Five years ago, in what seems a different lifetime, I moved the Pittsburgh. I bought a house (in a nice neighborhood), had a job (with a Fortune 500 company), had a marriage, had future plans. In short, my life had all the right optics.
But what my life had in appearances, it lacked in authenticity. I lived in Pittsburgh. But I didn’t know the city. Didn’t have history with it. And I didn’t know myself, in many ways. That was the lesson of the pandemic: to scrape away ballast, to look deep into the heart of things, to mourn and rebuild. To learn what I couldn’t live without. To learn what I had to go and find again after having lost it. To recognize what I needed to discover for the first time after never having known it at all.
I hunkered down. I watched, I listened, I waited. Shifting one’s center of gravity is slow work. I found a new house, sought new connections, eventually landed a new job. Through murky weeks, months, years, I got to my feet again – literally – and asked myself, “Now what?”
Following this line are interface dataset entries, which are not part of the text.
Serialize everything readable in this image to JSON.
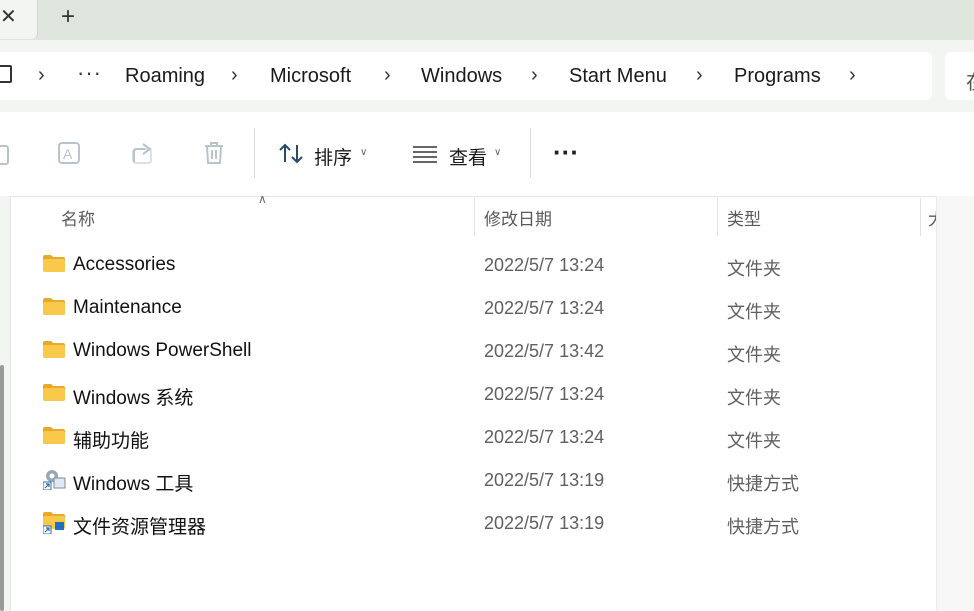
{
  "tabs": {
    "close_glyph": "✕",
    "new_tab_glyph": "+"
  },
  "breadcrumb": {
    "overflow": "···",
    "items": [
      {
        "label": "Roaming"
      },
      {
        "label": "Microsoft"
      },
      {
        "label": "Windows"
      },
      {
        "label": "Start Menu"
      },
      {
        "label": "Programs"
      }
    ],
    "separator": "›"
  },
  "search": {
    "partial_text": "在"
  },
  "toolbar": {
    "sort_label": "排序",
    "view_label": "查看",
    "more_label": "···",
    "icons": [
      "copy-icon",
      "rename-icon",
      "share-icon",
      "delete-icon",
      "sort-icon",
      "view-icon"
    ]
  },
  "columns": {
    "name": "名称",
    "date": "修改日期",
    "type": "类型",
    "size": "大"
  },
  "files": [
    {
      "name": "Accessories",
      "date": "2022/5/7 13:24",
      "type": "文件夹",
      "icon": "folder-icon"
    },
    {
      "name": "Maintenance",
      "date": "2022/5/7 13:24",
      "type": "文件夹",
      "icon": "folder-icon"
    },
    {
      "name": "Windows PowerShell",
      "date": "2022/5/7 13:42",
      "type": "文件夹",
      "icon": "folder-icon"
    },
    {
      "name": "Windows 系统",
      "date": "2022/5/7 13:24",
      "type": "文件夹",
      "icon": "folder-icon"
    },
    {
      "name": "辅助功能",
      "date": "2022/5/7 13:24",
      "type": "文件夹",
      "icon": "folder-icon"
    },
    {
      "name": "Windows 工具",
      "date": "2022/5/7 13:19",
      "type": "快捷方式",
      "icon": "tools-shortcut-icon"
    },
    {
      "name": "文件资源管理器",
      "date": "2022/5/7 13:19",
      "type": "快捷方式",
      "icon": "explorer-shortcut-icon"
    }
  ],
  "colors": {
    "folder": "#f6c343",
    "accent": "#0067c0",
    "tab_strip": "#dfe6de"
  }
}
On purpose, I walked to the post office, the used bookstore, an independent coffee shop. Not because I needed those services; I needed the interactions. Sometimes I took my German Shepherd Rosie with me, and I found that dogs are really the best icebreakers.
In short order, Rosie charmed the local bakery into giving her free cookies. She then won the hearts of the staff at the corner florist, who allow her into the store and dote on her with pets. Her most recent conquest is the clerks at the state store, who give me handfuls of treats to feed her and say what a good dog she is.
And over time, little tendrils of community formed. I learned my neighborhood, on foot. I saw the house with the potbellied pigs on Windermere Avenue, which is something of a local legend. I was shouted at from a vehicle and looked up, startled, to see it was a woman I knew from one of the area businesses. Laughing, I waved back. I saw restaurants open and close and discussed the changes with fellow residents. I had random conversations with elderly neighbors from my front porch, an experience which felt both novel and old-fashioned. Each of these a step, a thread, that brought me a bit closer to knowing and being known.
From there I ventured further afield. Some trips took me to parts of the city that were new to me: a trendy rooftop bar, microbreweries, parks where I kayaked or hiked or rode my bike. I revisited places I knew from visits to Pittsburgh during my childhood: Schenley Park, the Carnegie Museums. The Strip District with its wholesale businesses and rapidly gentrifying residential element. And I saw Pittsburgh in all its maddening charm: the nonsensical public transit system, the hills, the rivers, the vernacular, the people who will wear flip flops in 30-degree weather. The vendors at Trader Jack’s flea market, the hipsters in East Liberty, the old Italian guys who commandeer tables at La Prima coffee and gossip and play cards for hours.
It came to this: not just conversations and places, or experiences, but a feeling that I was part of something (again). Finding causes. Finding people who cared about the world and wanted to do something about it. Finding organizations where my give-a-d*mn could find a home, and fellow company. Finding that it was OK to be hopeful, to believe in better, because I wasn’t the only one. I hold those discoveries close, as buoys in dark times.
I don’t know when it was that I finally fell to earth. It could have been the morning at Enrico’s Bakery, when I was blatantly cut in line by an entitled Boomer (I called him out – he ignored me); I figure you can’t really say you lived in a place until something happens to royally piss you off. It might have been during a session of yoga at a soaring Presbyterian church, with light streaming through the windows and casting brilliant colors onto the transept floor. And it struck me that no matter what anyone in that room believed, we had all found our way to the same space. Could have happened when I found gifts left on my doorstep: a bouquet of flowers, treats for my pets, a container of fresh-picked blueberries. Such gestures of kindness never ceased to leave me surprised, and touched. Maybe it was seeing the amateur astronomer on Mt. Washington who brings out his telescope and invites passerby to look through it. Perhaps it was the June evening I spent dancing with strangers when I heard “Lady Soul” by the Temptations for the first time and the city skyline shimmered behind us. Or a hot afternoon next to the Mon River, sitting on a driftwood log, catching my breath and feeling a moment about to shift.
So while I’m not sure what point marked the precise threshold of coming back, I can say with gratitude that I am. Present. Breathing deep. Grounded.